## Extracted information
<<<<
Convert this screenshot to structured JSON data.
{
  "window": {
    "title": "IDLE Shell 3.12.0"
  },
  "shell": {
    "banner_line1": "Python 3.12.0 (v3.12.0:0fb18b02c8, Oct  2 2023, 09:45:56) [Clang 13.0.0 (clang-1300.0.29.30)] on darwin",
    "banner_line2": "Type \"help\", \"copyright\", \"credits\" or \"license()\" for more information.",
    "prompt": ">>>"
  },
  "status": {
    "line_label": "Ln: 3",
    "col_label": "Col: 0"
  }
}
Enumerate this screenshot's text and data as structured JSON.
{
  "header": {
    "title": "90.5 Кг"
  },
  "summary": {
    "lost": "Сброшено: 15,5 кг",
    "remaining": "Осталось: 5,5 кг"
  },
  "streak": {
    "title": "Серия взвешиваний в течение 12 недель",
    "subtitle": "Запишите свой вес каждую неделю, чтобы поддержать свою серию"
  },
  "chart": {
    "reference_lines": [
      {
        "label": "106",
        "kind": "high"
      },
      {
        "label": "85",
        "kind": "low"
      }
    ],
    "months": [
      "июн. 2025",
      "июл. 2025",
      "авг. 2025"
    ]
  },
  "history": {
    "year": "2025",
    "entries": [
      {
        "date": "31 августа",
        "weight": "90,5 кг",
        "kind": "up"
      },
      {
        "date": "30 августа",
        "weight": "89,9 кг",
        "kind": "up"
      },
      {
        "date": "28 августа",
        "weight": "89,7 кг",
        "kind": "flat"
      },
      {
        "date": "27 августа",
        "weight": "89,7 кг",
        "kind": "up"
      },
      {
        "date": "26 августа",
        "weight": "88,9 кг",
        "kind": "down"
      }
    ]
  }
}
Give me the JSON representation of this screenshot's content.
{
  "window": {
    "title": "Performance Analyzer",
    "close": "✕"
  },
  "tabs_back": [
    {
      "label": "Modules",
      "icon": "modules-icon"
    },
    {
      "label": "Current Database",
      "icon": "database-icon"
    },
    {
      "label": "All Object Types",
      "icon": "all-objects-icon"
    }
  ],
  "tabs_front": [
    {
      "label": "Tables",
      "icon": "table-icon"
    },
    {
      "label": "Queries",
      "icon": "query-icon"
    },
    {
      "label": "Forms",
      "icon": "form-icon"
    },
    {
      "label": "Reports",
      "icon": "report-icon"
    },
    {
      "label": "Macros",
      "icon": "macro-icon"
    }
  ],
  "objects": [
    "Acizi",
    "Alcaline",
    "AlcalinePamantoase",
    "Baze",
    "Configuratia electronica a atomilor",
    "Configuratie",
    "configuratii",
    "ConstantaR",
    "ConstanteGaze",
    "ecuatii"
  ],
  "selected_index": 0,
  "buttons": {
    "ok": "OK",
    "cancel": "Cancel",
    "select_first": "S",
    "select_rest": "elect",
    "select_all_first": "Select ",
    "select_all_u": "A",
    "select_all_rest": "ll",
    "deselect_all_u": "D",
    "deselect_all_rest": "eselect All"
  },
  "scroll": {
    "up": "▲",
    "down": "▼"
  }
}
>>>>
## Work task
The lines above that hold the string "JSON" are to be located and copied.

## Answer for the task
Convert this screenshot to structured JSON data.
Enumerate this screenshot's text and data as structured JSON.
Give me the JSON representation of this screenshot's content.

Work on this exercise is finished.